Fenway faithful see future Sox stars feted

Fenway faithful see future Sox stars feted

Fenway faithful see future Sox stars feted
BOSTON -- The brighter days for the Red Sox that could be in the near future stood along the first-base line at Fenway Park about an hour before Saturday's game against the Orioles.

There was shortstop Xander Boagerts, a dazzling prospect who is considered by most to be the best position player in Boston's farm system. A few feet away stood Jackie Bradley, Jr., the center fielder who has soared through the farm system after being drafted just 16 months ago.

This step-back season the Red Sox are having is made easier only when you catch a glimpse of the coming attractions who were on display on Saturday, here to collect their Minor League awards.

Bogaerts, who turns 20 on Oct. 1, was named the Offensive Player of the Year in the Red Sox farm system.

Considering the numbers Boagerts put up this year between Class A Salem and Double-A Portland (.307, 37 doubles, three triples, 20 home runs, 81 RBIs and 44 walks in 127 games), it's easy to imagine him settling into the right-handed batters' box at Fenway Park within the next couple of years.

"It's a dream come true," Bogaerts said of being at Fenway. "Everyone wants to play here, and hopefully that dream will come true in the future. Right now, I'm just appreciating this time to think of what it means."

How soon would Bogaerts like to call Fenway his home office?

"As quick as possible," Bogaerts said. "That's all I can say."

Bradley, Jr. was on hand to be recognized as the top defensive player in the organization. He had a one-word scouting report on Bogaerts, his teammate at Salem and Portland this season.

"Stud," bellowed Bradley.

The one thing that stood out when talking to both Bogaerts and Bradley was their comfort in their own skin.

What does Bradley think about the notion he could play for the Red Sox at some point during 2013?

"I hope it's kind of realistic. That sounds nice," Bradley said. "I don't know what their plans are with me. All I can really do, the only thing I can really control, is just playing baseball. That's what I'm going to go out there and do, and I'm going to do it to the best of my abilities."

While the Red Sox entered play on Saturday with a 68-84 record, the prospects know that things like that are cyclical.

"It's definitely not going to take one person to fix solutions or anything," said Bradley. "It's just one of those times. It's baseball, it happens."

There were several other award winners on hand during Saturday's pregame presentation. Righty Brandon Workman was named the team's Minor League Pitcher of the Year. Third baseman Garin Cecchini got the organization's Base Runner of the Year Award. Right-handed pitcher Keivin Heras and outfielder Manuel Margot represented the Dominican Summer League Red Sox as Minor League Latin Program Pitcher and Player of the Year.

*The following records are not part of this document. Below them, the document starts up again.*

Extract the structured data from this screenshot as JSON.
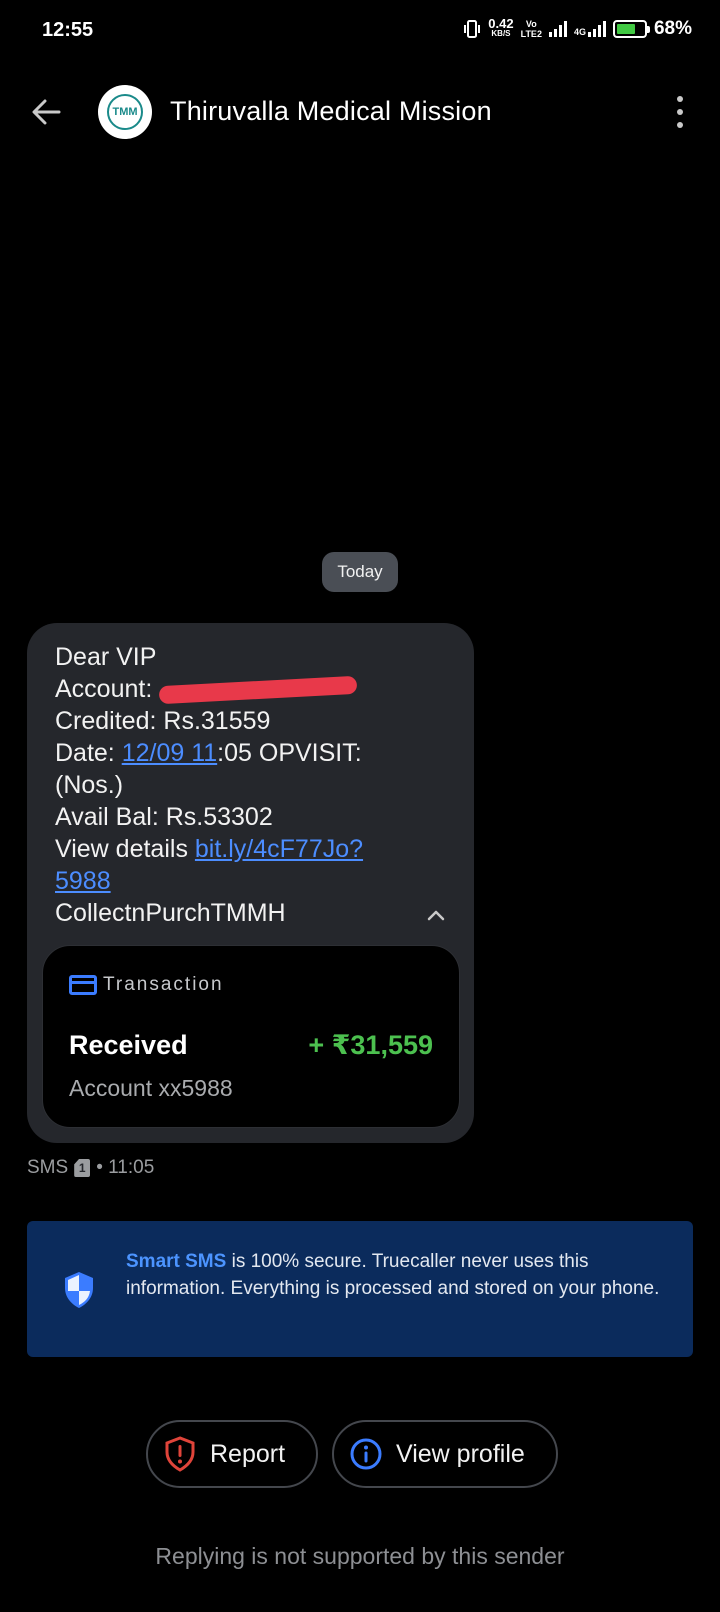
{
  "status_bar": {
    "time": "12:55",
    "net_speed_value": "0.42",
    "net_speed_unit": "KB/S",
    "volte_label": "Vo",
    "lte_label": "LTE2",
    "network_4g": "4G",
    "battery_percent": "68%"
  },
  "header": {
    "contact_name": "Thiruvalla Medical Mission",
    "avatar_logo": "TMM"
  },
  "date_chip": "Today",
  "message": {
    "line1": "Dear VIP",
    "account_label": "Account: ",
    "credited": "Credited: Rs.31559",
    "date_label": "Date: ",
    "date_link": "12/09 11",
    "date_rest": ":05 OPVISIT:",
    "nos": "(Nos.)",
    "avail_bal": "Avail Bal: Rs.53302",
    "view_details_label": "View details ",
    "link_part1": "bit.ly/4cF77Jo?",
    "link_part2": "5988",
    "signature": "CollectnPurchTMMH"
  },
  "transaction": {
    "header": "Transaction",
    "status": "Received",
    "amount": "+ ₹31,559",
    "account": "Account xx5988"
  },
  "meta": {
    "type": "SMS",
    "sim": "1",
    "time": "• 11:05"
  },
  "info_banner": {
    "brand": "Smart SMS",
    "text": " is 100% secure. Truecaller never uses this information. Everything is processed and stored on your phone."
  },
  "actions": {
    "report": "Report",
    "view_profile": "View profile"
  },
  "footer_note": "Replying is not supported by this sender",
  "colors": {
    "accent_blue": "#4c8dff",
    "amount_green": "#4cc04f",
    "banner_bg": "#0b2b5c",
    "report_red": "#e0443a"
  }
}
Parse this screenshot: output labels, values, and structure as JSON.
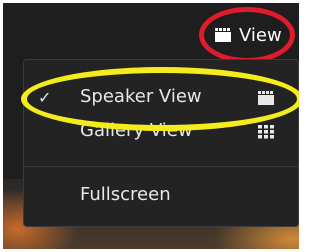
{
  "toolbar": {
    "view_label": "View",
    "view_icon": "speaker-view-icon"
  },
  "menu": {
    "items": [
      {
        "label": "Speaker View",
        "checked": true,
        "icon": "speaker-view-icon"
      },
      {
        "label": "Gallery View",
        "checked": false,
        "icon": "gallery-grid-icon"
      },
      {
        "label": "Fullscreen",
        "checked": false
      }
    ],
    "check_glyph": "✓"
  },
  "annotations": {
    "red_circle_color": "#e01b2b",
    "yellow_circle_color": "#f5ec1c"
  },
  "colors": {
    "menu_background": "#232323",
    "text": "#e8e8e8"
  }
}
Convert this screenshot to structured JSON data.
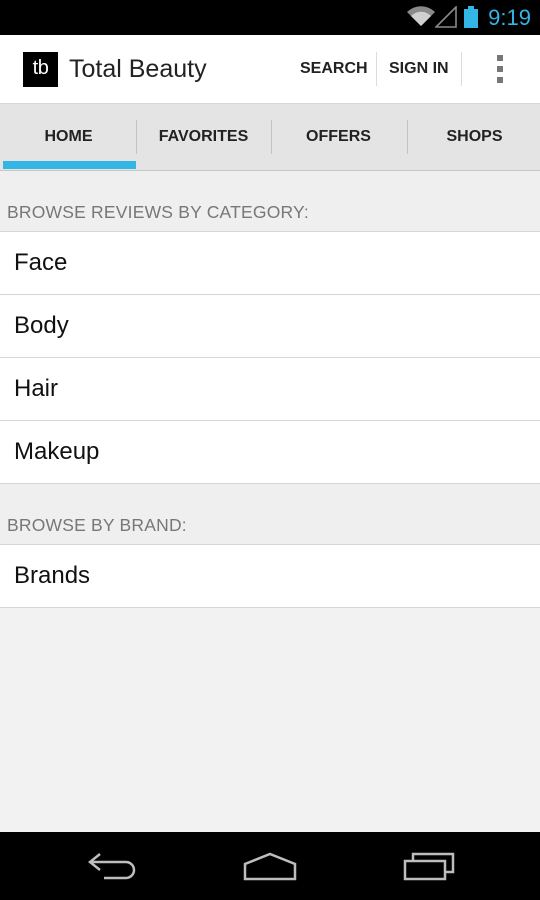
{
  "status_bar": {
    "time": "9:19",
    "icons": [
      "wifi-icon",
      "cell-signal-icon",
      "battery-icon"
    ],
    "time_color": "#33b5e5"
  },
  "action_bar": {
    "logo_text": "tb",
    "title": "Total Beauty",
    "search_label": "SEARCH",
    "sign_in_label": "SIGN IN",
    "overflow_icon": "overflow-menu-icon"
  },
  "tabs": [
    {
      "label": "HOME",
      "selected": true
    },
    {
      "label": "FAVORITES",
      "selected": false
    },
    {
      "label": "OFFERS",
      "selected": false
    },
    {
      "label": "SHOPS",
      "selected": false
    }
  ],
  "accent_color": "#33b5e5",
  "sections": {
    "category": {
      "header": "BROWSE REVIEWS BY CATEGORY:",
      "items": [
        "Face",
        "Body",
        "Hair",
        "Makeup"
      ]
    },
    "brand": {
      "header": "BROWSE BY BRAND:",
      "items": [
        "Brands"
      ]
    }
  },
  "nav_bar": {
    "icons": [
      "back-icon",
      "home-icon",
      "recent-apps-icon"
    ]
  }
}
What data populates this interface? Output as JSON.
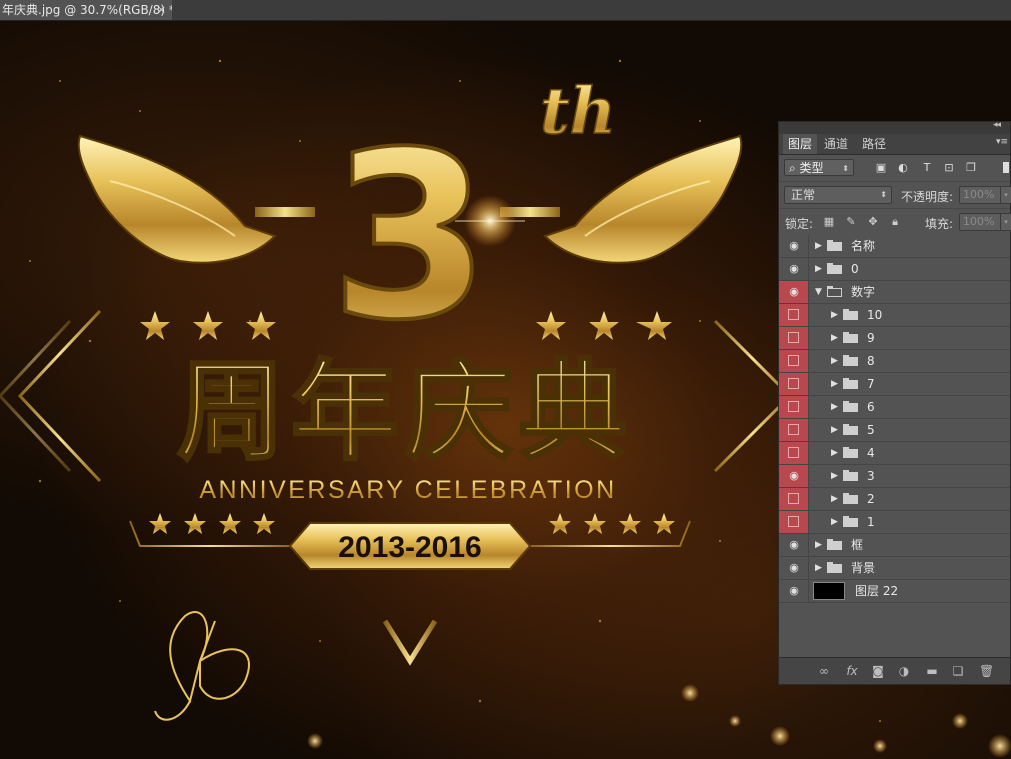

Daniel Nava, who spent much of the season with the Red Sox, received the Lou Gorman Award. Created in 2011, the award is given annually to a Red Sox Minor League player who has demonstrated dedication and perseverance in overcoming obstacles while working his way to the Major League team.